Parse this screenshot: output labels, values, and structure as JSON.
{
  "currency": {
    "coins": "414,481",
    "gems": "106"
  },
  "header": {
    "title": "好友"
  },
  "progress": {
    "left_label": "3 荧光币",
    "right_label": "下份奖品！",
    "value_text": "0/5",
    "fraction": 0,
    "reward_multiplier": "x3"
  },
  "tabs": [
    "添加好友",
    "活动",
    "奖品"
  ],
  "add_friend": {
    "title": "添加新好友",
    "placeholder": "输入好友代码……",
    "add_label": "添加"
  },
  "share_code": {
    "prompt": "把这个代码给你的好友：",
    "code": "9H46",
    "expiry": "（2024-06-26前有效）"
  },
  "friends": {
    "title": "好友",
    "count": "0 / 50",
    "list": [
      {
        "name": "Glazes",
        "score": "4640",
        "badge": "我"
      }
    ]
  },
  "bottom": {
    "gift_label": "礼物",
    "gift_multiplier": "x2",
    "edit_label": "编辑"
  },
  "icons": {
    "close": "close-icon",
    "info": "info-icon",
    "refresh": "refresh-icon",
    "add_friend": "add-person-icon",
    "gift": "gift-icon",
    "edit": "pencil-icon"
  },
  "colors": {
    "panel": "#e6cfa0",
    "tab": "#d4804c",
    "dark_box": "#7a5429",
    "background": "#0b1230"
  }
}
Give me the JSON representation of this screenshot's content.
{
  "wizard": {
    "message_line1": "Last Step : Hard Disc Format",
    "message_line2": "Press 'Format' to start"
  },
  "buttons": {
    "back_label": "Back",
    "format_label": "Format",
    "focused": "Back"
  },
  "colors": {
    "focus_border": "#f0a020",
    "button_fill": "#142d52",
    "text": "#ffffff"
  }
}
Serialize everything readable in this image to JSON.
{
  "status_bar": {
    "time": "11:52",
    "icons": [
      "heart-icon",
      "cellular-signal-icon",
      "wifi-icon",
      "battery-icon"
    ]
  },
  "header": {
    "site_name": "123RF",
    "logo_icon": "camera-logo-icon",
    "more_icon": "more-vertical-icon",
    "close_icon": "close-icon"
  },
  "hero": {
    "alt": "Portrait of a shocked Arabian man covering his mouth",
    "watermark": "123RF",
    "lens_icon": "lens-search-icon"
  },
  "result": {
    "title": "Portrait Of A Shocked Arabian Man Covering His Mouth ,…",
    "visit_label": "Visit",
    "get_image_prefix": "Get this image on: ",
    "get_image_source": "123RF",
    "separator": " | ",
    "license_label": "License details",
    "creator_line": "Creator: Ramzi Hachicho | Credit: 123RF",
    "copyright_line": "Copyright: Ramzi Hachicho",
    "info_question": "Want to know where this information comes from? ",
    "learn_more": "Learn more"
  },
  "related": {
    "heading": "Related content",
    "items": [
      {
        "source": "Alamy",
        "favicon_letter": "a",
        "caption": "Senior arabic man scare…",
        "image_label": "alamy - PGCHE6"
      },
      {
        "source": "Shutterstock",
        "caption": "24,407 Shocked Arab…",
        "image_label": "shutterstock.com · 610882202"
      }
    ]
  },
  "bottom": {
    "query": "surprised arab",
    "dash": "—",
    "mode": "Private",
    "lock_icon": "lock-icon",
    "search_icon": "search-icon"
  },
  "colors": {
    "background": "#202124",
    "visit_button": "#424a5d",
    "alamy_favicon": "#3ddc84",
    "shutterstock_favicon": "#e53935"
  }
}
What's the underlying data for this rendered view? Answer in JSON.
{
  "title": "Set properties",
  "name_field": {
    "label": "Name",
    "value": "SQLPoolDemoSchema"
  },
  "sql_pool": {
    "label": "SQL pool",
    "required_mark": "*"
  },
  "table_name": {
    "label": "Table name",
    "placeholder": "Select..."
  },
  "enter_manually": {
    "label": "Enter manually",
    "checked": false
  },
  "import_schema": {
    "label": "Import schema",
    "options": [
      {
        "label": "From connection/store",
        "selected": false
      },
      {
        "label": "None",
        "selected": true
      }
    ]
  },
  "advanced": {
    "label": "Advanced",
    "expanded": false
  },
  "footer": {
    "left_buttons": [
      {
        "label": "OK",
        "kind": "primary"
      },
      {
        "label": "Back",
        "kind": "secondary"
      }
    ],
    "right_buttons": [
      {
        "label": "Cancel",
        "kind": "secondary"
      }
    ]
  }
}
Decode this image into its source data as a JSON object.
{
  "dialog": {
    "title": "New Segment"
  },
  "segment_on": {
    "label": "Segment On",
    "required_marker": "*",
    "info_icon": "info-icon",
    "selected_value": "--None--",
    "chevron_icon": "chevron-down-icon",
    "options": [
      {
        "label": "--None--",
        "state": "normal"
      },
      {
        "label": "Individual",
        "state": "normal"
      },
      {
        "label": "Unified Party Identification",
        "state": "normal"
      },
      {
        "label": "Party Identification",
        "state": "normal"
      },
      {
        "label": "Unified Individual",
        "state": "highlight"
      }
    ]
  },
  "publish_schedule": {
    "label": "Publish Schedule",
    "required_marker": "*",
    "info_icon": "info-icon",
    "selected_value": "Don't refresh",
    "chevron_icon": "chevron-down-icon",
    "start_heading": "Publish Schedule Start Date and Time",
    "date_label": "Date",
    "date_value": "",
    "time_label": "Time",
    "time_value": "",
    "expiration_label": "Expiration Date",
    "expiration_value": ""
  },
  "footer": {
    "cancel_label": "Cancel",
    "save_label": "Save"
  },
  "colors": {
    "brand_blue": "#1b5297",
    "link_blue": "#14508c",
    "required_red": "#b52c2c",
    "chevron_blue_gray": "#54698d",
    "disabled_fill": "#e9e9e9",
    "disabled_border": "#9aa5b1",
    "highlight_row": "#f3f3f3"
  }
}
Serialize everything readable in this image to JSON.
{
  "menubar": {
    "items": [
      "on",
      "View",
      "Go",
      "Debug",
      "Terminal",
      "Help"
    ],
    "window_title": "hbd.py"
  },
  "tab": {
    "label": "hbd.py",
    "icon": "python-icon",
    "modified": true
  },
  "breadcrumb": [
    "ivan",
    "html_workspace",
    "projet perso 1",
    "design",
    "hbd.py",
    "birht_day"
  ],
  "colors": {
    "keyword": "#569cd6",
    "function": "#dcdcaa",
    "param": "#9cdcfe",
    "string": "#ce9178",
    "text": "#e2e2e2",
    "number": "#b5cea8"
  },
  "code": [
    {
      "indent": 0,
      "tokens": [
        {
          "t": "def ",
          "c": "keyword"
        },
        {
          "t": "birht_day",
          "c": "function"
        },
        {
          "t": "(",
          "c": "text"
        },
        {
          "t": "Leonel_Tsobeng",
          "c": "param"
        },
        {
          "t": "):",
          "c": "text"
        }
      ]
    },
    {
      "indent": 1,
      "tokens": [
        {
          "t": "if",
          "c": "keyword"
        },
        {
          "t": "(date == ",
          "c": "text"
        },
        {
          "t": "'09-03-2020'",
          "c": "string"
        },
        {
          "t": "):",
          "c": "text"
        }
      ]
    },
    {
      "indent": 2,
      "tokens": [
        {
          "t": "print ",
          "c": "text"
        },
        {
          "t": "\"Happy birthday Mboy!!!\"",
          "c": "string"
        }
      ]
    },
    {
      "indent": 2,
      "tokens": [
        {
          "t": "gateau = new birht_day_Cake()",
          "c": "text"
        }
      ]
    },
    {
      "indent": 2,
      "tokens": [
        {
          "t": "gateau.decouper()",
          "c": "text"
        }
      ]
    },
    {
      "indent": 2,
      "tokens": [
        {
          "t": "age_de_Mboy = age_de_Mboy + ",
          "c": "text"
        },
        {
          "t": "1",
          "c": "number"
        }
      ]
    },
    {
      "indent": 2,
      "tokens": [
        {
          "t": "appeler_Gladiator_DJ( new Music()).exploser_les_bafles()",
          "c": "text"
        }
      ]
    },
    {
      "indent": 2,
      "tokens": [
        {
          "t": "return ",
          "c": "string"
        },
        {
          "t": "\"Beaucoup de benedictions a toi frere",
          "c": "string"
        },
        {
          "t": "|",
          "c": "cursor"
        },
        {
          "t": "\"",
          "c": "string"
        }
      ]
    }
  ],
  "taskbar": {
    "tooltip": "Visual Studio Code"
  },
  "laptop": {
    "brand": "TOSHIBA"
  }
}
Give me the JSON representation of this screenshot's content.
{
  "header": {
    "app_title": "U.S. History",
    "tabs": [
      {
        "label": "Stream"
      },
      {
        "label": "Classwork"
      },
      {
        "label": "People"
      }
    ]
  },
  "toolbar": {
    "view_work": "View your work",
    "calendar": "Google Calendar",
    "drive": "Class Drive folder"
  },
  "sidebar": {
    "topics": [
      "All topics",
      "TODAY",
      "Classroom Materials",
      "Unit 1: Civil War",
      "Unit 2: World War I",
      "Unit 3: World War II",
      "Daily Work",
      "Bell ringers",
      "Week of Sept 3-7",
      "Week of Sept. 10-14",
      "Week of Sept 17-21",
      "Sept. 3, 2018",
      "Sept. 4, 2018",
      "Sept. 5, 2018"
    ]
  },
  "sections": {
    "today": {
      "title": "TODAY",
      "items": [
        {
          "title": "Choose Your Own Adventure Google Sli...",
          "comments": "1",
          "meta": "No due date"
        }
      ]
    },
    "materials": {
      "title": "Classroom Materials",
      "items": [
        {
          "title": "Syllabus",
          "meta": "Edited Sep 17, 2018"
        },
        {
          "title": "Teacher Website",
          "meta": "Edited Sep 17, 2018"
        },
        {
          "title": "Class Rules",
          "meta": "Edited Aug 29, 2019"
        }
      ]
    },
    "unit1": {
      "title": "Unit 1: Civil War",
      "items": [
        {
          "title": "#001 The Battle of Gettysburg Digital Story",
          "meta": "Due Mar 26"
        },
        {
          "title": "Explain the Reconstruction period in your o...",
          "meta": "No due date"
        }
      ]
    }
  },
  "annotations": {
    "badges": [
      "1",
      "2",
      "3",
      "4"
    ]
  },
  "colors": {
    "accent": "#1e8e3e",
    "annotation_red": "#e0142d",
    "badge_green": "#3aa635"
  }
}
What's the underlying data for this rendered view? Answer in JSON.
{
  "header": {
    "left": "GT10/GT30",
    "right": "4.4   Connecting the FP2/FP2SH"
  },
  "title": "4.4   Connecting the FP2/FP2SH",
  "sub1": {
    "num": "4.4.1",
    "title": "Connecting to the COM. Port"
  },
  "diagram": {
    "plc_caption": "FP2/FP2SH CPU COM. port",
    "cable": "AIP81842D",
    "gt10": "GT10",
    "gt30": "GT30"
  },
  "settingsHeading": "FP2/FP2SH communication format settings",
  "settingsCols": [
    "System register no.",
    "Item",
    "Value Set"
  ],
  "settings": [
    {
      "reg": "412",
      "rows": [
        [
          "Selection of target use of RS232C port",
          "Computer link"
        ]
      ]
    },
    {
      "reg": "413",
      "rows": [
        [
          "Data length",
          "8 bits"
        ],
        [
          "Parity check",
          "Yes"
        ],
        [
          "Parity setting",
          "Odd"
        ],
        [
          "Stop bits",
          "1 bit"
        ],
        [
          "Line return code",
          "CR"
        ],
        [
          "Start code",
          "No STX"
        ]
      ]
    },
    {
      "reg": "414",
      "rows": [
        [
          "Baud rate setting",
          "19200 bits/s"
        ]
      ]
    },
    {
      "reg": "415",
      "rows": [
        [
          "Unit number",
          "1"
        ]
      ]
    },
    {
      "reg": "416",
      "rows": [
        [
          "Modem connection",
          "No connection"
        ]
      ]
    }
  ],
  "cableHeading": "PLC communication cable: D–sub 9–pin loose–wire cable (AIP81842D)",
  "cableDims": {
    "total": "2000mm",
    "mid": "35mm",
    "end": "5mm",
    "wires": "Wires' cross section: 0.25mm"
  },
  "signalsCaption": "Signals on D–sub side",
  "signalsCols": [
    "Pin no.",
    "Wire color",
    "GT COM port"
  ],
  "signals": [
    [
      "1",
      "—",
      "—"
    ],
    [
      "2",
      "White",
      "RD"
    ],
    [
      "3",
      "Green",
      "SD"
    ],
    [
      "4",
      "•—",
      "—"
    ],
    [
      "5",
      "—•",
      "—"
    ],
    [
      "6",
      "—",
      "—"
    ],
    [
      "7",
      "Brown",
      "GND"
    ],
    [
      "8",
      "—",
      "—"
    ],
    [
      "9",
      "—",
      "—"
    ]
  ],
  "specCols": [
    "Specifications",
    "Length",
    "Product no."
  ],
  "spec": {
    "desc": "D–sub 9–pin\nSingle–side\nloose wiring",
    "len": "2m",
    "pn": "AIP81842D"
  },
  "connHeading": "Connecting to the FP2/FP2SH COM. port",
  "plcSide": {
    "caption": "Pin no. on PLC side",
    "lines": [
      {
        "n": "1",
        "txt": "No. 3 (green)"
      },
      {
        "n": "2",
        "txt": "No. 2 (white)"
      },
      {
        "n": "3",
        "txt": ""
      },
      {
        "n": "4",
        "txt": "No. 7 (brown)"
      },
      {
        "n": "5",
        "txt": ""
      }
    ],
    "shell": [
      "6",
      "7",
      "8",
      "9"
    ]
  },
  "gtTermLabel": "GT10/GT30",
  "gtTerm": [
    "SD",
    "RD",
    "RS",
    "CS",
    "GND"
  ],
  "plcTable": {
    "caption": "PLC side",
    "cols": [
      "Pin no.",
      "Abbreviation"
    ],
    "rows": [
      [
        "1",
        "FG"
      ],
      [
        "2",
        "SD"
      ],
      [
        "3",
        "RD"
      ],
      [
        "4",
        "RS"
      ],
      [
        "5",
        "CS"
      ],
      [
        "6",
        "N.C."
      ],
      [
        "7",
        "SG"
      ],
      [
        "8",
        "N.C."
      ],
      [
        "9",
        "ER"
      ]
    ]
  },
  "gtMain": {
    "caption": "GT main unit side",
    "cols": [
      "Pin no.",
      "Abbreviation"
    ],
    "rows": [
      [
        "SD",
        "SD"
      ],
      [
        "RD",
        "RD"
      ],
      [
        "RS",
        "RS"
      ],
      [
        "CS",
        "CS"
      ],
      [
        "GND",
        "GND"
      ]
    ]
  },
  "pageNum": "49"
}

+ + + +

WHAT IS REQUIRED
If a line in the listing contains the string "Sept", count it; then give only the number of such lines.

EXERCISE OUTPUT
6